3. Capital gains realized over a period longer than a year are taxed at the capital gains tax rate, which is generally lower than the income tax rate.
4. Losses are treated as the opposite of gains, so they can be used to reduce taxes, however there are limits on the deduction that can be taken in any year.
5. Earnings on certain government bonds, for example municipal bonds, are tax free at all levels of government (no federal or state income taxes owed.)
6. Home mortgage interest is tax deductible in the US. (Consider this: interest on credit card debt was deductible in the US until 1986. Bring back the good old days!)
7. Retirement accounts are tax-preferred. By deferring taxes on principal and earnings (traditional IRA,) or not having to pay taxes on earnings at all (Roth IRA,) the tax system attempts to encourage saving for retirement.
8. The tax code encourages saving to cover health expenses, and saving to pay for college (529 plans.)
Part III – Tax Reform
There have been many attempts at reforming the US tax code over time. One of the most important was the Tax Reform Act of 1986 (TRA 1986) under the Reagan Administration. The main goal was to simply the tax code, lower marginal tax rates and remove many deductions at the same time. In the end, it may have simplified the tax system, but like most reforms, there were two steps forward and one step back… The political call for tax reform is a constant part of election years (which happen every two years in the US) but few succeed in their original form, and what gets passed is usually pretty mild. Tax reform is more politics than economics.
Aside: A Perfect Tax System
The main problem with raising revenue through taxes, as we saw above in the video, is the dead weight, or efficiency, loss created by the tax. The value of the consumer and producer surplus lost is greater than the value of the tax revenue raised. A “perfect” tax system would raise a dollar of revenue with no efficiency loss. As the Perfect Tax aside argued, this is practically impossible. Short of a perfect tax and a perfect tax system, what are the desirable features of a tax system?
1. Taxes should be equitable. Equity is not easy to define, but there are two basic principles of tax equity:
+ Horizontal equity. This principle holds that people who are similar should be treated the same by the tax system. Usually this means that two people who earn the same income pay the same taxes.
+ Vertical equity. This principle requires that people who have more income or wealth should pay more tax.
2. Taxes should be based on an ability to pay, so that the wealthy should pay more taxes than the poor. This doesn’t mean that the wealthy should pay the same rate or proportionately more, just more in total.

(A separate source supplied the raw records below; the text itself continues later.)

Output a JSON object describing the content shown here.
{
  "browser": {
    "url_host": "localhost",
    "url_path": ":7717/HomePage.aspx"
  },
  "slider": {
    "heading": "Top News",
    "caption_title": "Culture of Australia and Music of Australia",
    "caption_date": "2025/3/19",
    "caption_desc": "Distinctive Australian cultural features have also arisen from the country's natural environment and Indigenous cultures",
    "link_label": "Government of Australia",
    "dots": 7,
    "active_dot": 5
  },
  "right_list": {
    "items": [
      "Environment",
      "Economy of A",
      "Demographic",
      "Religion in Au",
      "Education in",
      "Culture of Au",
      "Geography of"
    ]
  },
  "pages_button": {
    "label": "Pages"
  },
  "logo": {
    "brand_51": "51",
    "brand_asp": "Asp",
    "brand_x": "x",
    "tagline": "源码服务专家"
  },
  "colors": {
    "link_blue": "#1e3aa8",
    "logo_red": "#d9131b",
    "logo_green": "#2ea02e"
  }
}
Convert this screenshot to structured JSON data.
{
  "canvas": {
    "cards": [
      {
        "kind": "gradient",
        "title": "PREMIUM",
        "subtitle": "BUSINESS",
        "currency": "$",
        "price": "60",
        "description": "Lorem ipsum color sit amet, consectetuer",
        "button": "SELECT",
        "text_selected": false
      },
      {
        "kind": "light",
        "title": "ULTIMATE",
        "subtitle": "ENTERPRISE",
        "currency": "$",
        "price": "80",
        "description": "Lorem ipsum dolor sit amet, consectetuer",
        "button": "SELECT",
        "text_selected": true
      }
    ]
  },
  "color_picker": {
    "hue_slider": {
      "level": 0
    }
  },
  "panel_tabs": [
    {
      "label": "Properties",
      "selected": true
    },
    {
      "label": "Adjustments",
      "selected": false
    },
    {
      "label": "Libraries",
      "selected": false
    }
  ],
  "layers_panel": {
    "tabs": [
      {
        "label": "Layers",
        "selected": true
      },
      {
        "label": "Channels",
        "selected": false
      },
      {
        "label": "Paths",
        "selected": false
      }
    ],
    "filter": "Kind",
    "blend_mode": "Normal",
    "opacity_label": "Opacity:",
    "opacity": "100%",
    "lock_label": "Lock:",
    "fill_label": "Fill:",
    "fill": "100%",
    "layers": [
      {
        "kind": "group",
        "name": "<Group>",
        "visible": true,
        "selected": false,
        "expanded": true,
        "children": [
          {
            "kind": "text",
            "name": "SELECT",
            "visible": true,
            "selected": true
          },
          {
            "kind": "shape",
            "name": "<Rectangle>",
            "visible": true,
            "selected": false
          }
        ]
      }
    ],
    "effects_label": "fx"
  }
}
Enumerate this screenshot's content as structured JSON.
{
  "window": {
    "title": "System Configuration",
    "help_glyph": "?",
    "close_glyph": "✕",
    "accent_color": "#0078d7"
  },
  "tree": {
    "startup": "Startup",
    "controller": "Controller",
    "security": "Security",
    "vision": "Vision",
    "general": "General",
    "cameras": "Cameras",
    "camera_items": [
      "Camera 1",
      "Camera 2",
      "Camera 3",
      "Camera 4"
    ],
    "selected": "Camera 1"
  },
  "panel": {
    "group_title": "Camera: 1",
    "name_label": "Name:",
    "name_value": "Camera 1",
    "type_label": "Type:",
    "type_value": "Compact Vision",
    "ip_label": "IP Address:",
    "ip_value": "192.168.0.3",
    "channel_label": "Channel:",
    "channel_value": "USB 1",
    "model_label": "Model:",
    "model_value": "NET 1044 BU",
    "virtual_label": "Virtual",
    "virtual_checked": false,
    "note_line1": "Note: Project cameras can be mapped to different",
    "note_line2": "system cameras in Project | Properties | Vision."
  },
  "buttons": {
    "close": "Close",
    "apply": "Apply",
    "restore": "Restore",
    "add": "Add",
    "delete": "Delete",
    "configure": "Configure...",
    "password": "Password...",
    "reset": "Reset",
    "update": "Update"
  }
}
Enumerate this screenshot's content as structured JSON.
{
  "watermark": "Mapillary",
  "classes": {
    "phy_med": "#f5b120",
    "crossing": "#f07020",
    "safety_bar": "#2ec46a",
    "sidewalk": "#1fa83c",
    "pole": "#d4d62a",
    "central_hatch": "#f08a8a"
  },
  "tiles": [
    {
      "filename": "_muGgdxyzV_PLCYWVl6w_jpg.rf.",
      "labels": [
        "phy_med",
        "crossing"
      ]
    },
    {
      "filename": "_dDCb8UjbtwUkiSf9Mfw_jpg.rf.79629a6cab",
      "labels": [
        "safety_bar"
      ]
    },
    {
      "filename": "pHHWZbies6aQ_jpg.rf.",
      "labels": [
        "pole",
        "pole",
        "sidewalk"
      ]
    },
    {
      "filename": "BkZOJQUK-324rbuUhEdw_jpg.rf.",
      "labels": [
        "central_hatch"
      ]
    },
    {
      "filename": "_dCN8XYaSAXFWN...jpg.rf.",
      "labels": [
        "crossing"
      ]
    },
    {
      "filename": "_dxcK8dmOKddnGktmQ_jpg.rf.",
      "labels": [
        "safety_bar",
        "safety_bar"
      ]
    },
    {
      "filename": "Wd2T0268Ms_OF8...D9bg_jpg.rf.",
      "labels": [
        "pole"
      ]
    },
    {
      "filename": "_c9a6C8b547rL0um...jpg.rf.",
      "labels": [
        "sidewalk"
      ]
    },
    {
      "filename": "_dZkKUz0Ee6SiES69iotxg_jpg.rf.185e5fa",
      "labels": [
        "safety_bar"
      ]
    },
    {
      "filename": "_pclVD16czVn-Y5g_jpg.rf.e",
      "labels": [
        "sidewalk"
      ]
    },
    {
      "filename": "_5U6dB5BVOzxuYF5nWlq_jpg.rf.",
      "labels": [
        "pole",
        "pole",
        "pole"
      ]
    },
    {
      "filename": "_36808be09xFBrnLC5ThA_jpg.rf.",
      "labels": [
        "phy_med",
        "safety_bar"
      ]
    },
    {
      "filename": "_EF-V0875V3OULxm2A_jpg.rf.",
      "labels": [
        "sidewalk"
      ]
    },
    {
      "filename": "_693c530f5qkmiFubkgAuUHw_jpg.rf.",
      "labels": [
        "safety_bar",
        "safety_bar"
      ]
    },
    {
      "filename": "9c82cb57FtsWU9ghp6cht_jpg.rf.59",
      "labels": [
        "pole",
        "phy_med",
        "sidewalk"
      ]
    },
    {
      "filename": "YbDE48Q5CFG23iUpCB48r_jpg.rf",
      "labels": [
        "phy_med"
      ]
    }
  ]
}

3. Taxes should not be easy to avoid. This principle means that everyone should pay some amount of tax, as a “contribution” to support the government. As argued above, a broad base for taxation also helps reduce the efficiency loss
The Quiz is available on the Learn website.
1. Investopedia’s beginner’s guide to tax efficient investing:
2. How the reliance on the most wealthy paying a LOT of taxes is increasing in some countries, especially the US. So you want to belong to the 1%? Pay up…
Homework (due Friday Dec 9. Note this is early.)
Write up to a one page, typed (single spacing is fine) essay on the following topic:
Discuss how short term and long term capital gains are taxed. How are losses treated?
Within your groups, discuss one or all of the following questions:
1. President-elect Trump promised to lower taxes, and in particular the capital gains tax. Discuss the pros and cons of this promise. Can he keep this promise–that is, how can he lower taxes and spend billions on the military and much-needed infrastructure, another of his promises?
2. On the more general topic of taxes, the common view is that they are always bad. But they are used to fund the activities of the government, such as the judicial system, and for social infrastructure (dams, roads, etc.) and for national defense. How can taxes be bad, if all these things are essential, and in many ways, good?